The city of Washington cannot impose a 57 percent rate increase on a local nonprofit water utility after the Indiana Court of Appeals determined Wednesday that increase was not reflected by an actual increase in costs.
More than 25 years ago, the city of Washington and Daviess County Rural Water System, Inc. executed a contract for the city to sell DCRW up to 30 million gallons of water. The contract allowed for rate adjustments if there was a demonstrable increase or decrease in the costs of performance.
Then in July 2016, a cost-of-service study was completed that recommended increasing water rates. The study used the city’s “depreciation expense” to calculate the city’s revenue requirements and the cost of servicing DCRW, and determined the revenue requirement had increased by more than $400,000.
The city subsequently approved an ordinance that raised rates 57 percent increase for DCRW and 14.8 percent for individual customers living outside Washington. DCRW responded by filing two complaints in the Daviess Superior Court, one alleging the ordinance violated the contract, and the other seeking declaratory judgment that the ordinance was void, both as applied to DCRW.
The trial court granted a motion to consolidate the two cases, then ruled in January 2017 the ordinance’s rate increase to DCRW breached the contract because it was not based on a “demonstrable increase in costs.” The court further determined the provisions of the contract regarding rate increases to DCRW could not be severed from those related to individual rate increases on non-city residents, so the ordinance was invalid.
On appeal in City of Washington, Indiana v. Daviess County Rural Water System, Inc., 14A01-1702-PL-316, the city argued the trial court erred in determining its rate increase breached the contract. But the Indiana Court of Appeals upheld that ruling Wednesday, with Judge Cale Bradford writing first that the city’s decision was not entitled to legislative deference because it was bound by the terms of the contract.
The appellate court then went on to uphold the trial court’s finding that because the city used the depreciation expense method to calculate its 2016 rate increase – as opposed to the “detailed extension and replacement” or “capital improvement program” methods used in previous years – the increase in revenue requirements did not reflect an actual increase in costs. That’s because there was evidence the increase would have only been 5.89 percent between 2012 and 2016 had Washington not switched to the depreciation method, Bradford said.
“We have little trouble concluding that a 57 percent rate increase cannot be based on a 5.89 percent increase in the cost of performance,” he wrote.
Thus, the ordinance was null and void as it related to DCRW, the appellate court concluded. However, the panel also concluded the ordinance can remain in effect as it relates to individual out-of-city customers because there was no evidence to support the finding that all rates in the ordinance were interrelated to the point of nonseverability.

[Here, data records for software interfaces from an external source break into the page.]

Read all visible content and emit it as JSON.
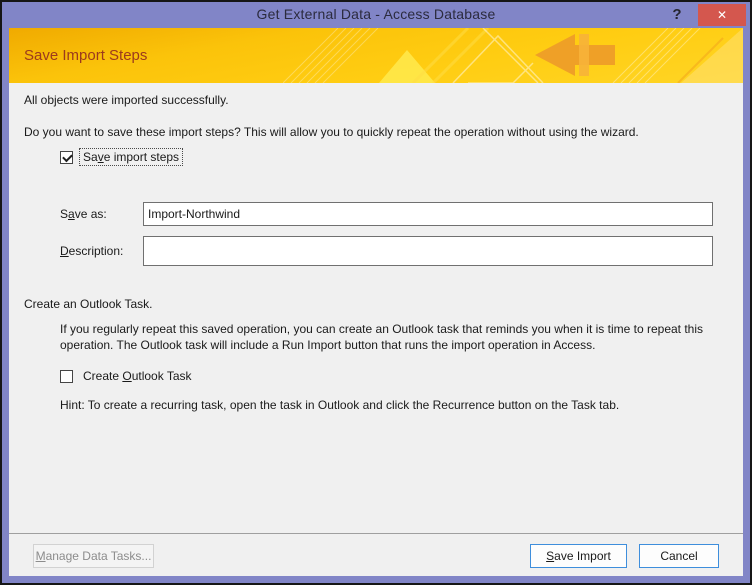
{
  "colors": {
    "titlebar_purple": "#8185C7",
    "close_button_red": "#D4574E",
    "banner_gold": "#FBC30A",
    "banner_title_red": "#9C3A1D",
    "body_background": "#F0F0F0",
    "accent_button_border": "#3E8EDC"
  },
  "titlebar": {
    "title": "Get External Data - Access Database",
    "help_icon": "?",
    "close_icon": "✕"
  },
  "banner": {
    "title": "Save Import Steps"
  },
  "body": {
    "status_text": "All objects were imported successfully.",
    "question_text": "Do you want to save these import steps? This will allow you to quickly repeat the operation without using the wizard.",
    "save_steps_checkbox": {
      "checked": true,
      "label_pre": "Sa",
      "label_accel": "v",
      "label_post": "e import steps"
    },
    "save_as_field": {
      "label_pre": "S",
      "label_accel": "a",
      "label_post": "ve as:",
      "value": "Import-Northwind"
    },
    "description_field": {
      "label_pre": "",
      "label_accel": "D",
      "label_post": "escription:",
      "value": ""
    },
    "outlook_heading": "Create an Outlook Task.",
    "outlook_paragraph": "If you regularly repeat this saved operation, you can create an Outlook task that reminds you when it is time to repeat this operation. The Outlook task will include a Run Import button that runs the import operation in Access.",
    "outlook_checkbox": {
      "checked": false,
      "label_pre": "Create ",
      "label_accel": "O",
      "label_post": "utlook Task"
    },
    "hint_text": "Hint: To create a recurring task, open the task in Outlook and click the Recurrence button on the Task tab."
  },
  "footer": {
    "manage_button": {
      "label_pre": "",
      "label_accel": "M",
      "label_post": "anage Data Tasks...",
      "enabled": false
    },
    "save_import_button": {
      "label_pre": "",
      "label_accel": "S",
      "label_post": "ave Import"
    },
    "cancel_button": {
      "label": "Cancel"
    }
  }
}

Finally, the appellate court determined the trial court did not err by consolidating both of DCRW’s causes of actions or by denying the city’s motion to dismiss the declaratory judgment action.